First, parts of it sound similar to the thesis of ‘Oriental despotism’ going back to Montesquieu, Hegel, Marx (in the form of the ‘Asiatic mode of production’), Weber and Wittfogel. But the differences from our account are noteworthy. Those thinkers saw something qualitatively different in Oriental societies. We see them as attempting the building of extractive political institutions under their control in exactly the same way that European monarchs also did (and in some cases such as the French almost succeeded). In fact, there is a huge literature, mostly by Turkish scholars, criticizing the view that the Ottoman Empire was a highly absolutist state, an example of Oriental despotism. Some of this is on target as a criticism of the ‘eurocentric’ Oriental despotism school, but does not contradict the strong absolutism of the Ottoman state and the almost complete absence of institutions constraining the power of the ruler and ruling elite (and some of it is very very off target…).
Second, even the most absolutist states of the time, given resources and technology, were much less able than the modern nation-state to regulate economic and social activity over its territories. In the Ottoman case, many parts of the empire, particularly much of the Middle East and North Africa, were peripheral and the state was not even present to keep law and order — let alone restrain extraction by local elites.

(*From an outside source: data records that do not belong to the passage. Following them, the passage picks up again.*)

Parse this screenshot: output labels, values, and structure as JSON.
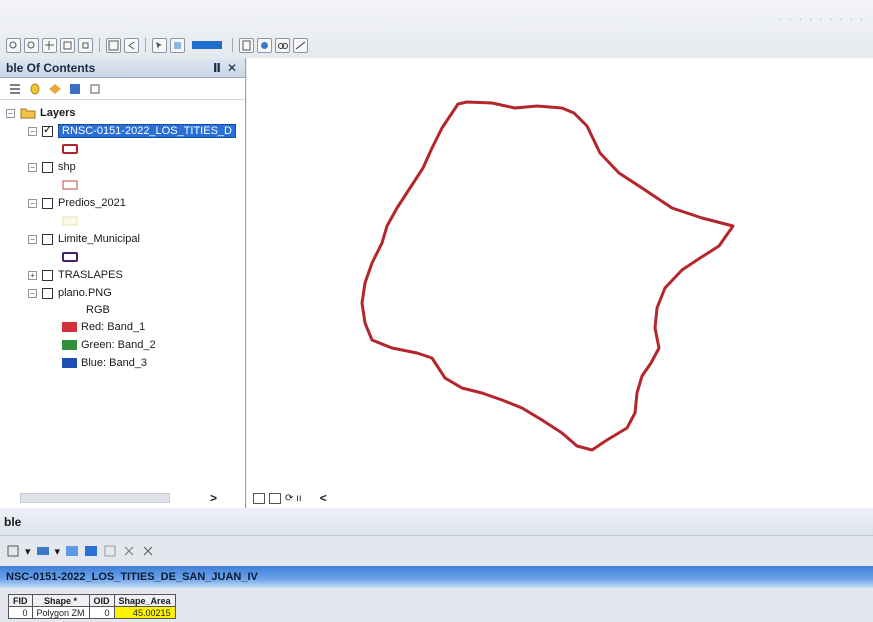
{
  "top_right_text": "· · · · · · · · ·",
  "toc": {
    "title": "ble Of Contents",
    "pin": "Ⅱ",
    "close": "✕",
    "root": "Layers",
    "layers": [
      {
        "name": "RNSC-0151-2022_LOS_TITIES_D",
        "checked": true,
        "selected": true,
        "symbol_color": "#b3202a"
      },
      {
        "name": "shp",
        "checked": false,
        "symbol_color": "#c0453f"
      },
      {
        "name": "Predios_2021",
        "checked": false,
        "symbol_color": "#e6e2b0"
      },
      {
        "name": "Limite_Municipal",
        "checked": false,
        "symbol_color": "#4b2266"
      },
      {
        "name": "TRASLAPES",
        "checked": false
      },
      {
        "name": "plano.PNG",
        "checked": false
      }
    ],
    "raster": {
      "label": "RGB",
      "bands": [
        {
          "label": "Red:  Band_1",
          "color": "#d2303a"
        },
        {
          "label": "Green: Band_2",
          "color": "#2f8f3a"
        },
        {
          "label": "Blue:  Band_3",
          "color": "#1c4fb0"
        }
      ]
    },
    "scroll_right": ">"
  },
  "map": {
    "polygon_color": "#b3262c",
    "status_arrow": "<",
    "status_text": "⟳ ıı"
  },
  "table": {
    "header": "ble",
    "title": "NSC-0151-2022_LOS_TITIES_DE_SAN_JUAN_IV",
    "columns": [
      "FID",
      "Shape *",
      "OID",
      "Shape_Area"
    ],
    "rows": [
      [
        "0",
        "Polygon ZM",
        "0",
        "45.00215"
      ]
    ]
  }
}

Third, extractive institutions in general, and strongly absolutist ones in particular, are neither badly designed nor static. In fact, only great organizational skills and almost farsighted institutional design on the part of the early Ottoman rulers could have turned a little insignificant polity on marginal Anatolian lands into a worldwide empire to be reckoned with. Nor were these institutions static in any sense. They changed and adapted to circumstances after the Ottomans started expanding, in some sense, perfecting their absolutism during this phase. They changed and adapted again when Ottoman expansion came to an end (as shown convincingly by Şevket Pamuk in “Institutional Change and the Longevity of the Ottoman Empire, 1500-1800”.
This institutional heritage is very consequential. We’ll argue in our next post that several aspects of these institutions survived the collapse of the Ottoman Empire and formed an important part of the institutions of the Turkish Republic.